Some of you may have noticed some red flags on 3 and 16. These have been placed to show the boundary edges for the soon to be fairway extensions. These areas have been cut down to 1.5″ in March before being scalped to the ground this week. We are doing this now before skylarks begin to nest. The next step will be to spray this area off with Total weedkiller which will kill off everything. The shaper will be able to work easier with these areas without any grass and very little organic matter present.
The club have chosen 1st Golf to undertake the construction,
they will be starting the 3rd hole on the 3rd of September and the 16th hole a week later. They will be working away from golf when any large tournaments are being played, when they need to work in the line of golf the tees will be moved up to ensure workers are out of the line of play.
On the 25-26th of September the fairways will be hollow cored in order to generate enough cores to lay on these new fairways. Below is a photo of the team hollow coring a fairway, 1 or 2 fairways at a time will close on these dates to keep the contractors safe.
That way we can grow fairways that have the exact characteristics that the rest have, it is much cheaper than turfing and and faster then seeding, we are confident that these areas should be back in to play in late spring 2019 weather permitting. Below is a picture of Royal Portrush where 1st Golf have been working, they have also used the hollow coring method, you can see the green tinge of fresh growth.
By undertaking these projects at this time we will have a considerable amount of time to grow the fairways in. Even a month later would compromise the quality come spring 2019.
Last week during the Hewitt, a local drone photographer came down to make a video on how the Greenkeepers set the course up. It was a perfect morning as the whole team were out setting the course up. Many thanks to Jon for this fantastic video.
This Spring we have experienced very little growth, Its not necessarily any reason to cause concern here, however we are around 6 weeks behind previous years. The Y axis shows what we call growth degree days or GDD, GDD is an index that is used in agriculture to show when a crop reaches a stage of maturity. Over the last 4 years we have been using this index to indicate when we need to feed and retard growth. We settled on a figure of every 175 days as we felt that the grass plant stayed under a decent amount of regulation for that time. As we can see below we reached that at the start of April last year and we are really no where near that this year.

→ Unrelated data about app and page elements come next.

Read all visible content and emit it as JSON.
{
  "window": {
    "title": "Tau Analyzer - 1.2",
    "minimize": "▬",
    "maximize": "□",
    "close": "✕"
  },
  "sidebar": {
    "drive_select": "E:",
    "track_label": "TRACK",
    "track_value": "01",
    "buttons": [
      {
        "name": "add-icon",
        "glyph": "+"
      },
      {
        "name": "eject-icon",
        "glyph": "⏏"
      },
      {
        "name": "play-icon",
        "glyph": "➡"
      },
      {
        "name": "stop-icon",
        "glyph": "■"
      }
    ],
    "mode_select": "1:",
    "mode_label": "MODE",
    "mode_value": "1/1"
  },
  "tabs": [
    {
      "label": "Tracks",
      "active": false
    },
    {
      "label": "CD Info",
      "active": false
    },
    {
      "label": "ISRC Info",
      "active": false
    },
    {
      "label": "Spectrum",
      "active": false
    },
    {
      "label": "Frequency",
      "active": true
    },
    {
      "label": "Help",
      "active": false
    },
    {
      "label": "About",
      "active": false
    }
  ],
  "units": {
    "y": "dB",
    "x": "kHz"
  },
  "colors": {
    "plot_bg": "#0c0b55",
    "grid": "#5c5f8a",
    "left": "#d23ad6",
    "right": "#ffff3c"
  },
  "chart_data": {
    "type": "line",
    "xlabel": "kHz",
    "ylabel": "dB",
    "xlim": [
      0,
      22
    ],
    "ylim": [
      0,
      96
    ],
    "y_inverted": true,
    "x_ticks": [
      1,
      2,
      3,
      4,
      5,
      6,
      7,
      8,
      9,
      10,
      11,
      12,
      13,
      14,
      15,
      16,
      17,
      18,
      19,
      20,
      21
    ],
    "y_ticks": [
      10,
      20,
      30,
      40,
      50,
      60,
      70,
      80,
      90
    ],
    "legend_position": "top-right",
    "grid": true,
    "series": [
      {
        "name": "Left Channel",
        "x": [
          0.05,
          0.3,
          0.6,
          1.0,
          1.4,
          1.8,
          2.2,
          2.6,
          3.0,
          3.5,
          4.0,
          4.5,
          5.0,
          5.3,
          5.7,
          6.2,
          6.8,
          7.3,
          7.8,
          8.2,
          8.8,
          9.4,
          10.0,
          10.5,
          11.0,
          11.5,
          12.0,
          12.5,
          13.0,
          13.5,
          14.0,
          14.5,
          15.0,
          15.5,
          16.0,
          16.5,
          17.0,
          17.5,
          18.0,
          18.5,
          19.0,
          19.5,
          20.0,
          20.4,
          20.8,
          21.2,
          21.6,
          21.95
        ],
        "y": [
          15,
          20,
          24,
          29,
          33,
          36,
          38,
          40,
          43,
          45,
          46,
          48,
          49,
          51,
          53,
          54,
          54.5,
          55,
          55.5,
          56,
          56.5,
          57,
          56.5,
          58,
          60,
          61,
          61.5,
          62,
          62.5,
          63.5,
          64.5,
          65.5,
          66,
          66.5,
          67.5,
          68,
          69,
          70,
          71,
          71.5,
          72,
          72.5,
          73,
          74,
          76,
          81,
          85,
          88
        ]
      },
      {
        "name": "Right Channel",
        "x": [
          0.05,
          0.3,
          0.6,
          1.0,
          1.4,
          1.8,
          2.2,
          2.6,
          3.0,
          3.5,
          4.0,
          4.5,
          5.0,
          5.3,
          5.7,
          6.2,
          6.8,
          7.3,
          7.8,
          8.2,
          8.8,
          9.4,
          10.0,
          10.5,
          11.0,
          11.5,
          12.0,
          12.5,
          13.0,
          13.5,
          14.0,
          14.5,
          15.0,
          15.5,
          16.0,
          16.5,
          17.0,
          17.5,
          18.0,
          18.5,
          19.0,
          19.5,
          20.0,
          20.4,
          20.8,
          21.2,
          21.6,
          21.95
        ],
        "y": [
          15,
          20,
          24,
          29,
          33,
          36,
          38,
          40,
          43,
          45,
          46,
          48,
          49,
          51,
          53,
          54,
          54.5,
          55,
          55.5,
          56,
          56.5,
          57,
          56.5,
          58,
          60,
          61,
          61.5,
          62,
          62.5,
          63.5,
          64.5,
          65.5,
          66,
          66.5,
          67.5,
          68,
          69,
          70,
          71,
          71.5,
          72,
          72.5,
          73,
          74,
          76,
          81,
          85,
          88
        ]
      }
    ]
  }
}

We work out our GDD by subtracting 6 from a daily average temperature and accumulating that figure each day. Any negative figure is changed to a 0 as there is no such thing as negative growth.
The Poa is starting to seed and the buds are coming out on the trees so we should start to see some definition in the long roughs soon. The pro will be happy when ball sales go up!
The fantastic thing about our club is the identity. The members and staff are every proud of our club colours and they can be seen everywhere. This year the greenstaff purchased some vinyl wrap and coated the old pins with the club stripe. The wrap is heated on with a heat gun and should last a few years.
The club took delivery this week of a state of the art roller. Shipped in from America, the Salsco HP11 III is a wide roller capable of rolling all of the greens in around 3 hours which is a 2 hour saving from the old model. This will allow us to double roll if needed or include approaches to make the complexes extra firm and fast.
After a single pass it is common for over a foot of speed to be added. The weight on the turf is actually less than the human foot as it is dispersed evenly between 3 very large diameter rollers. This means that we shouldn’t have any issues with compaction, we do however need to make sure the surfaces don’t seal by excess rolling, this can be avoided by sarel rolling (a small roller passing over the turf with small spikes on it) or any other form of solid tine aeration.
The main decisions to opt for this brand and design were not only because of the size but also the roller brush system. Each roller has a spinning brush that keeps it clean as it drives. The problem with our last roller was the fact it seemed to pull up and drop a lot of sand even as much as 6 weeks after topdressing, this would then take 2 members of staff 4-5 hours to undertake the job as there would be sand lying on the surface which would require switching in.
The roller was used for the first time on Easter weekend at the Brassey where golfers enjoyed smooth, fast greens despite the wet weather. This machine will make a huge difference to the standards of our surfaces from now on.